Independent Films Seeing the Light of Day
The other day I got a film through Netflicks called “10 Items or Less,” made in 2006 and starring Morgan Freeman and a relatively unknown Spanish actress named Paz Vega. In a way the film parodies itself, because it is about an aging actor (Freeman) scoping out a possible film subject for an independent project. Since the film itself is an independent film and Freeman is actually an aging actor, and one of my favorite actors, much of the dialogue and plot is tongue-in-cheek.
Briefly, Freeman is dropped off at a convenience store in southern Los Angeles where checkout girl Paz Vega is in a dead end job with seemingly no future. While giving Freeman a ride home, he gives her a lesson in confidence building and going for her dream to be an actress. She has an audition and he helps her prepare for the audition as well as for life in general by repeating the thought that whatever day or opportunity comes up is just the beginning.
I remember those days when I thought I was just at the beginning of my film career. I was hired by Six Shooter Films, an independent film production company, to be in a movie called “The Girl’s Guide.” It was a derisive comedy about how girls should approach sex and dating. I was only in the pre-production phase of the film, because the company couldn’t get adequate funding.
The pre-production part of a film entails the director, cast, script and technical crew outlining how the film will be shot, cast and produced. When I say supporting cast, I mean extras and smaller roles. I was one of the four actresses to co-star in the film. The other three women cast in the roles were also unknowns, as I was.
Because it was a small production, you don’t get separated from the higher ups. In fact, in “10 Items or Less,” one of the bonus features showed how Paz and Freeman interacted with all the other cast and crew to talk through the film as a team. There was no feeling of Freeman being a star power, even though he is just that.
In “The Girls Guide,” we sat around a table with the technical crew and talked about specific shots, who would be in what scenes and what scenes would be shot when. Films aren’t shot sequentially, but according to what makes sense economically and to the production crew.
For instance, Freeman mentions in the bonus features of “10 Items of Less,” that the film had to be shot in 15 days because that was all the time Vega had open in her schedule. She had just come from shooting a Spanish film prior to shooting this on in the states and was going back to Spain immediately after. Vega is probably best know to American audiences for her role in “Spanglish” opposite Adam Sandler.

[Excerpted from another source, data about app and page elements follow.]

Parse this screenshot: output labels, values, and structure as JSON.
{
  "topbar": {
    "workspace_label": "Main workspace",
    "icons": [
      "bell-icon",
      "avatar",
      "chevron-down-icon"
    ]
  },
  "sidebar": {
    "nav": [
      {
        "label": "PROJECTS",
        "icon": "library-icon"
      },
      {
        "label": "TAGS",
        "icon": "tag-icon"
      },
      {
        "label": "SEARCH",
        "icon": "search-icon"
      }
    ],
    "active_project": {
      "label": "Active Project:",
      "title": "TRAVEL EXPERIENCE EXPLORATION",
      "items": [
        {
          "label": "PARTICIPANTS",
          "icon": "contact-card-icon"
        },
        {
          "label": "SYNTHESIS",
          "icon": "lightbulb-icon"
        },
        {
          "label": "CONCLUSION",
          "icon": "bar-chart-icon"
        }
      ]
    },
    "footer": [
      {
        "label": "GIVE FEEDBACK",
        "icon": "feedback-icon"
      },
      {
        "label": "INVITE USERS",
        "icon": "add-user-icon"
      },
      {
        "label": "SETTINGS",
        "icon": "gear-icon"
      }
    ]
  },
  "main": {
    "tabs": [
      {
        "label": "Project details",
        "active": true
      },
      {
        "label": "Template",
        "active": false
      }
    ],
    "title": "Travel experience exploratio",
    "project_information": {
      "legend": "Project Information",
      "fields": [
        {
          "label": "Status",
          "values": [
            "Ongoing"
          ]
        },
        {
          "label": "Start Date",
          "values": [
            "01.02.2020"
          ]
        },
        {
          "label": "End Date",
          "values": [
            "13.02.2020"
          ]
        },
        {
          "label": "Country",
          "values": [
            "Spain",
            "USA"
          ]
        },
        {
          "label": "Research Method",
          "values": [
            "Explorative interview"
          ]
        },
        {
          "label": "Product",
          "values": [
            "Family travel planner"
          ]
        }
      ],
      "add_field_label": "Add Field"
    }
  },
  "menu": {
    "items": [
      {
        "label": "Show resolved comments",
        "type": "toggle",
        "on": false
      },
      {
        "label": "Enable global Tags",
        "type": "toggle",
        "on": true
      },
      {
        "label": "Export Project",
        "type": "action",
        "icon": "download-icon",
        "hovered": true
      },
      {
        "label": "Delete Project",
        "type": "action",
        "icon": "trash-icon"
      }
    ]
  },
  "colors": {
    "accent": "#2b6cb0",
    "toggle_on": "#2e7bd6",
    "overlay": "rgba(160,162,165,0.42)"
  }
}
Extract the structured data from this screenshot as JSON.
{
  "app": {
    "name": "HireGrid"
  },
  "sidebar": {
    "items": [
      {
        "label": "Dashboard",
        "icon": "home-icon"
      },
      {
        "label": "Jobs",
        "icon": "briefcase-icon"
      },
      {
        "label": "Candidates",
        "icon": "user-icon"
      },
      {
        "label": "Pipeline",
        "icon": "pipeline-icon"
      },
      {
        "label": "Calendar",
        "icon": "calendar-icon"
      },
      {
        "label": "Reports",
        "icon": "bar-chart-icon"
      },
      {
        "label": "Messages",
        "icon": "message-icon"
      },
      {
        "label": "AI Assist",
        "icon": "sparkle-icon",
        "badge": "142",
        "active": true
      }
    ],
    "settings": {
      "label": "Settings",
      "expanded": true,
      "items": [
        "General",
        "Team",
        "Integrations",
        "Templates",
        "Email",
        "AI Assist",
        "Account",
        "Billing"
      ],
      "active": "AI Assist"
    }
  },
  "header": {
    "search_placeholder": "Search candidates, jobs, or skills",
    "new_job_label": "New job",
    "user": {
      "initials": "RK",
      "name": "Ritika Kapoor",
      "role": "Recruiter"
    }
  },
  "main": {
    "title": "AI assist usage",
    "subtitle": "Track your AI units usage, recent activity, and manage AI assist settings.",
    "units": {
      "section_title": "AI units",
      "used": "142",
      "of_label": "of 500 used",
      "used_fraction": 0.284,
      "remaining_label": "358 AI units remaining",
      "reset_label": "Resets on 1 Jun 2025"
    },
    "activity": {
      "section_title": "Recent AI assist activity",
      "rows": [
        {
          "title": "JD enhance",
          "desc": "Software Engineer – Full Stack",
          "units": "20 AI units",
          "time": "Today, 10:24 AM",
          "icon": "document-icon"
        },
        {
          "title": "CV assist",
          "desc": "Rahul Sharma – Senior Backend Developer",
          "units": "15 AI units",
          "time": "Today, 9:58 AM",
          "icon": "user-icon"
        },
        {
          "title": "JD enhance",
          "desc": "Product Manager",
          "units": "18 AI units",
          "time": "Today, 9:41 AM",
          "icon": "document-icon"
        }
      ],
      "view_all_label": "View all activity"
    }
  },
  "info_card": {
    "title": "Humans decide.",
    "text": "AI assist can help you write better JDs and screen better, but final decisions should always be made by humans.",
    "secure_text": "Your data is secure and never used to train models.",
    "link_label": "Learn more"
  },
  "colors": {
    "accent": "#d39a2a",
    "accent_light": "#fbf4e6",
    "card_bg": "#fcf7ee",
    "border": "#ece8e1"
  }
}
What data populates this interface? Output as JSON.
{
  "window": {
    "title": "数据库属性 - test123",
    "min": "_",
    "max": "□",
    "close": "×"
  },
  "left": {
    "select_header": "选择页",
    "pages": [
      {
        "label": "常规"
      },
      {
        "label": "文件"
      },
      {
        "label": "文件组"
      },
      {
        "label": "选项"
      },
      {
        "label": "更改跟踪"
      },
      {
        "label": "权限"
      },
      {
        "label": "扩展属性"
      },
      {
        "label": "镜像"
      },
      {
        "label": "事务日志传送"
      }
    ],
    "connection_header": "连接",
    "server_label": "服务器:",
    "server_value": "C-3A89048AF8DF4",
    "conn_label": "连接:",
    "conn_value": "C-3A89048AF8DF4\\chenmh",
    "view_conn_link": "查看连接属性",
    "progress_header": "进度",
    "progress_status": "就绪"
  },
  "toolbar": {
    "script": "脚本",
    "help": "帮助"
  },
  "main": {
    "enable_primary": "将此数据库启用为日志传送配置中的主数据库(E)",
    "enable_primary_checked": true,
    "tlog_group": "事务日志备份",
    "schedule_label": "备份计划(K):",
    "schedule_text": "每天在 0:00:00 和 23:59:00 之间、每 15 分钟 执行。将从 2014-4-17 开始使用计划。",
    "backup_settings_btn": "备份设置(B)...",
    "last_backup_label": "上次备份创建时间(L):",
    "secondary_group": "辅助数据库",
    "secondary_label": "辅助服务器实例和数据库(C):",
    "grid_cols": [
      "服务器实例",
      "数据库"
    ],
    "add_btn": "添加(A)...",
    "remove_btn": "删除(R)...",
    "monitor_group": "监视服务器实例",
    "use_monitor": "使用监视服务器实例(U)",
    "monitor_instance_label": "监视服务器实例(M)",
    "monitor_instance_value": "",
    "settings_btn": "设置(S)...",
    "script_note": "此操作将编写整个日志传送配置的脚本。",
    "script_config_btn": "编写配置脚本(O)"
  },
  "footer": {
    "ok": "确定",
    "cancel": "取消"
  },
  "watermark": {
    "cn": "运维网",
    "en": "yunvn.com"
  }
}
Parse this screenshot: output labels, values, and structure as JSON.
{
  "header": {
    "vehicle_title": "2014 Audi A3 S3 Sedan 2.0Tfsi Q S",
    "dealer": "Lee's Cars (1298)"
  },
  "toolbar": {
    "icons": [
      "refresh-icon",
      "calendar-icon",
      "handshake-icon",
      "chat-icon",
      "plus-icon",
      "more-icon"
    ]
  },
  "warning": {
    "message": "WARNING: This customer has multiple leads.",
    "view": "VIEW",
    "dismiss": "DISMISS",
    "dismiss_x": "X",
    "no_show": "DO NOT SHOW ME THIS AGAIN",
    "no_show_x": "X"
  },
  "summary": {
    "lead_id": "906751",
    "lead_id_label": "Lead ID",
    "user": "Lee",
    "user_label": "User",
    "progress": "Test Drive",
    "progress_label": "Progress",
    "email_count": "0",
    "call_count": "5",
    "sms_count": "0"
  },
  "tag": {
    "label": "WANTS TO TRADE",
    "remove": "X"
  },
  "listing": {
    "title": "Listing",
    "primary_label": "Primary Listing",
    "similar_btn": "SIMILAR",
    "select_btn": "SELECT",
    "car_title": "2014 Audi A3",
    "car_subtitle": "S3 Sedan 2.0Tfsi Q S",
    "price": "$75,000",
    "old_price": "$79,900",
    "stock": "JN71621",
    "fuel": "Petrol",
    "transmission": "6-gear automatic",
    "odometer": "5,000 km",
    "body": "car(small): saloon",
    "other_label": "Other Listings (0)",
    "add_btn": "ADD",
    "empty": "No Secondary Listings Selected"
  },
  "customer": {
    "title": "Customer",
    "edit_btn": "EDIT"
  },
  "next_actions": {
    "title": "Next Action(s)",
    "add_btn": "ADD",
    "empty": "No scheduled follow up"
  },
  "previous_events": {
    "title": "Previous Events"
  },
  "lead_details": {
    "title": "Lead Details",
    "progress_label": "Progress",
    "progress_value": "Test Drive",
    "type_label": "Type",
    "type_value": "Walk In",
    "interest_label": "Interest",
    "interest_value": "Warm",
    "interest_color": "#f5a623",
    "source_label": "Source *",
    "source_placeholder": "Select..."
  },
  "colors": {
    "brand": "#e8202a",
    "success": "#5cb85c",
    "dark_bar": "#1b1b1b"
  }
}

You really get the sense from interviews in “10 Items of Less” and in my own experience with “The Girls Guide” that in an independent feature there is much more opportunity for input from all the cast and crew than in a big budget film. And I highly recommend “10 Items of Less” as an upbeat, feel good, independent film. The bonus features are worth a look as well.